This year’s walk will be held Sunday, Jan. 31 at McAllen Veteran’s Memorial Stadium on Bicentennial Boulevard. Check-in time is 2 p.m., and a Butterfly Release Ceremony will be held at 2:45, weather permitting. Butterflies are the second symbolic feature of the event, and the ceremony is based on an American Indian legend. Ralph Charles Ritchie describes the legend and its significance in the battle with cancer in “On the Wings of Hope”:
As an ancient legend goes…if anyone desires a wish to come true, they must capture a butterfly and whisper that wish to it. So by making this wish and releasing the butterfly, it will be taken to the heavens and be granted. We wish those currently fighting the battle energy and hope, and thank them for showing us what true bravery is really about. And finally, we wish the victims peace and love, and thank them for the joy and happiness they brought to us. With this symbolic gesture, we honor those who have left us and encourage those left behind to continue the fight “On the Wings of Hope.”
The first 180 registrants will receive a live Painted Lady Butterfly to be released during the ceremony.
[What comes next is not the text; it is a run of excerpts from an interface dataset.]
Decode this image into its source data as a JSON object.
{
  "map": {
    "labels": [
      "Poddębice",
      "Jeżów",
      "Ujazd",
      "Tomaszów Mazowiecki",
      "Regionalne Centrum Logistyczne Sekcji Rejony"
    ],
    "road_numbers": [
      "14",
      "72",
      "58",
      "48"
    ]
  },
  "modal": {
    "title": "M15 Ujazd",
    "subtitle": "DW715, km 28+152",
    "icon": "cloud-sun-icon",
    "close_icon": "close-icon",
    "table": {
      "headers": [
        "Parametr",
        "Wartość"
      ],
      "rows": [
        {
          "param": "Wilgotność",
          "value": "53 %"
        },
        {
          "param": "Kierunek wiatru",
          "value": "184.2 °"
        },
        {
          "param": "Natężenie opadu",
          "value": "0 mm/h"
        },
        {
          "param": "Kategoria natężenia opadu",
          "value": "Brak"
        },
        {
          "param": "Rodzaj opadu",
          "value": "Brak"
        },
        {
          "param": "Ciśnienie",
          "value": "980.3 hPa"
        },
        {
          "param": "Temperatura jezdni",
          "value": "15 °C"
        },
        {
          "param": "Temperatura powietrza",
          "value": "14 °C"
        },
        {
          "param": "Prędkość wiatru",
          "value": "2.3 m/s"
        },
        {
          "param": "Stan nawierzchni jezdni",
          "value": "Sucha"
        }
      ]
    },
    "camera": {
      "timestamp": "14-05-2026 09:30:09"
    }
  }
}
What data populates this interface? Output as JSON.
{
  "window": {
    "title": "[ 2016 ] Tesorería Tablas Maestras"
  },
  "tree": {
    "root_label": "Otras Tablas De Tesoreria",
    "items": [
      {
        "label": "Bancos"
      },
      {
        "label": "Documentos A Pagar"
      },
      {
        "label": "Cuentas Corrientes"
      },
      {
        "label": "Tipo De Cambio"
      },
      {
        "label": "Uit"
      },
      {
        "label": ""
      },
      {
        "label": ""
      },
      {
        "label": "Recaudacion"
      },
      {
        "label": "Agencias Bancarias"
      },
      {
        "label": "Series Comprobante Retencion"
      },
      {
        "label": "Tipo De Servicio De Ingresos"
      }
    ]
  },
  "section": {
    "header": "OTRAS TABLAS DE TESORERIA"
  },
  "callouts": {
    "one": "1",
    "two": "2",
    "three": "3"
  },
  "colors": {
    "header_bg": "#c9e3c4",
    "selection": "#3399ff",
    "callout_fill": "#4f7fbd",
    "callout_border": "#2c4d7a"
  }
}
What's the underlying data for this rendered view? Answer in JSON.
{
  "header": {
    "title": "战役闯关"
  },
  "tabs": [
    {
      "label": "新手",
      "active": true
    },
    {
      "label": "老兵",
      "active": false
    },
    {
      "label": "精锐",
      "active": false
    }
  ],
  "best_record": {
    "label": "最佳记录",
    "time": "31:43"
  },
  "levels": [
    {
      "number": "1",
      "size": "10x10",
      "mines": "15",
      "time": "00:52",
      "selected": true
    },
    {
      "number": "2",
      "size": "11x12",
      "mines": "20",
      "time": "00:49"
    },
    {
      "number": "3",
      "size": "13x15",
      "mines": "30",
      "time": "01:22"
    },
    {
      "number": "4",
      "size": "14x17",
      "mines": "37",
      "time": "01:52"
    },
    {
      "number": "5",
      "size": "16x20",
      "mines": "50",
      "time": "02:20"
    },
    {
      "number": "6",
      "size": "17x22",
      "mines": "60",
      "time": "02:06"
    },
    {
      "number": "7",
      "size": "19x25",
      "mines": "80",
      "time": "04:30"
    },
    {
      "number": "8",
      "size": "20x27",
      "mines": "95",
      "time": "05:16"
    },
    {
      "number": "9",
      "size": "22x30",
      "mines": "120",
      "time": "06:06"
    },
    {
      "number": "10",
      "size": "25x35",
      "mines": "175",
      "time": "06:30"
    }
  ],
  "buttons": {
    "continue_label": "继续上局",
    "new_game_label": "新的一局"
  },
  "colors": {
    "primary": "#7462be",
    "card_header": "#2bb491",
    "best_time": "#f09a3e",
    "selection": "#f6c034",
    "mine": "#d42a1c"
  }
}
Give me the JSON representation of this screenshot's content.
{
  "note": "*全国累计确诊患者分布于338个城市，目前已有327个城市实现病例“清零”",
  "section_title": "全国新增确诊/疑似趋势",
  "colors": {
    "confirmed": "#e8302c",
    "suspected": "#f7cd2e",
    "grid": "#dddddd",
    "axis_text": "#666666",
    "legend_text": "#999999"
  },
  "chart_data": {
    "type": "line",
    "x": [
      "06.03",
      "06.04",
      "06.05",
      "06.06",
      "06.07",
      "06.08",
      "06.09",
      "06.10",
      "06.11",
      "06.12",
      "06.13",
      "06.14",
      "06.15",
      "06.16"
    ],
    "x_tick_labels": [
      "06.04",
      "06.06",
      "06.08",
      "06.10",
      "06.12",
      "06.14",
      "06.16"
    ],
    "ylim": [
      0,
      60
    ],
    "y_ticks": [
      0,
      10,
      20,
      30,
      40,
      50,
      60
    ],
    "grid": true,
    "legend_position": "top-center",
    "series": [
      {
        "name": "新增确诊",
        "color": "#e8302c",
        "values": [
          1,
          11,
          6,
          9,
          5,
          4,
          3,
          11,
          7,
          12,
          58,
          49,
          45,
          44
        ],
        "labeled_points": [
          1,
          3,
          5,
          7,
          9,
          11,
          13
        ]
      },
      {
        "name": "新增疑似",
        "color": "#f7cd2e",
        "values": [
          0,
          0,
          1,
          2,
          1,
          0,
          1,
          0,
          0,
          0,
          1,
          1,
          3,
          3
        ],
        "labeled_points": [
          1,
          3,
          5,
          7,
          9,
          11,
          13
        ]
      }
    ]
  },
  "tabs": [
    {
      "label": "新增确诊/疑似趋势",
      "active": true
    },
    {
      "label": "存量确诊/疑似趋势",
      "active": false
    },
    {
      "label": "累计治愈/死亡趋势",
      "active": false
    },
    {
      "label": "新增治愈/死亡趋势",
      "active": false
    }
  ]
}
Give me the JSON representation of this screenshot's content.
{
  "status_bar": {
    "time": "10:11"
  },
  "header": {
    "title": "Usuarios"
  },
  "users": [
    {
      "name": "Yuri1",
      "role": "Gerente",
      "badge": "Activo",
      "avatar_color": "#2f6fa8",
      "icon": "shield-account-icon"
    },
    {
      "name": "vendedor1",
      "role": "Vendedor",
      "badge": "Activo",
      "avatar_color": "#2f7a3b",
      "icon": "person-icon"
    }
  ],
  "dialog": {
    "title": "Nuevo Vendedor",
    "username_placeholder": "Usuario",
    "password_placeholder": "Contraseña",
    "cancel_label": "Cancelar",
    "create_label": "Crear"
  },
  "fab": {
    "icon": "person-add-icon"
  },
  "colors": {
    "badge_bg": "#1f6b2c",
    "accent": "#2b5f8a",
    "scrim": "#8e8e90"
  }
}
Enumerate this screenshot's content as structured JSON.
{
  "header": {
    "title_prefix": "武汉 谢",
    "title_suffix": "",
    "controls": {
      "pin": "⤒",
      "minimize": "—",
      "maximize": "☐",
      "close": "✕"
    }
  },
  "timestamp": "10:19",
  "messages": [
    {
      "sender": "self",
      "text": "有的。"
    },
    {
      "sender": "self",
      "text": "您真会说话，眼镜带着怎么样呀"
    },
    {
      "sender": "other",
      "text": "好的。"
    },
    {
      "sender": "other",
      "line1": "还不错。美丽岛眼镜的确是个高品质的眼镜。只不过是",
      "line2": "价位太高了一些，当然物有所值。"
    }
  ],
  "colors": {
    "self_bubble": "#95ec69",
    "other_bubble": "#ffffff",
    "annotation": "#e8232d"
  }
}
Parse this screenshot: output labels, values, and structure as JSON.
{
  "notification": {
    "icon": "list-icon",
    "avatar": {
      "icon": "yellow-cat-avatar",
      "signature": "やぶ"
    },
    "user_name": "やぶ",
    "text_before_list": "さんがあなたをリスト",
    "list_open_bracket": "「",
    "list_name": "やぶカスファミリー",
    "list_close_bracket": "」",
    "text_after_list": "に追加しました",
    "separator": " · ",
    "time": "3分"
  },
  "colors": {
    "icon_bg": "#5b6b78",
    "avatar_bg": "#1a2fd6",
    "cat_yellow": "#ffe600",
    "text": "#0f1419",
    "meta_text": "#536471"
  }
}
The walk will begin at 3 p.m. and continue until 5. Walkers may walk for the entire time or for however long they would like. The donation for adult, middle school and high school walkers is $5. Elementary school students’ donation is $3. Throughout the event, entertainment will be provided, and a variety of activity booths will be set up at the stadium.
This year, National Honor Society members from McAllen High School will run the concession stand, with all proceeds benefiting the RRP Cancer Foundation. NHS president, Alec Pagan, said the group decided to play a role in this year’s event because “community service is a big part of McHi.”
Anne Marie Grajales, the group’s historian, chimed in, “Especially the NHS at McHi.”
NHS Sponsor Richard Roberts said the group appreciated the opportunity to be directly involved in the event this year and thanked HEB for their generous donation that paid for the concessions.
Vice President Damian Mireles said helping with the event this year has special significance for the group because of Lou Ann Sarachene’s battle with breast cancer. “Miss Sarachene used to be our assistant principal. She is part of our McHi family, and we want to spread the word about cancer and about this event.” (Sarachene is currently the principal at Perez Elementary in McAllen and nearing the end of her cancer treatments.)
Pagan, Grajales, Mireles and the remaining NHS officers urge people in the Valley to come to the stadium Jan. 31 to participate in the fifth annual walk. Walkers will get some great exercise while bringing joy, through toys, to many children.
NOTE: For more information about RRP Cancer Foundation, visit www.rrpcf.org.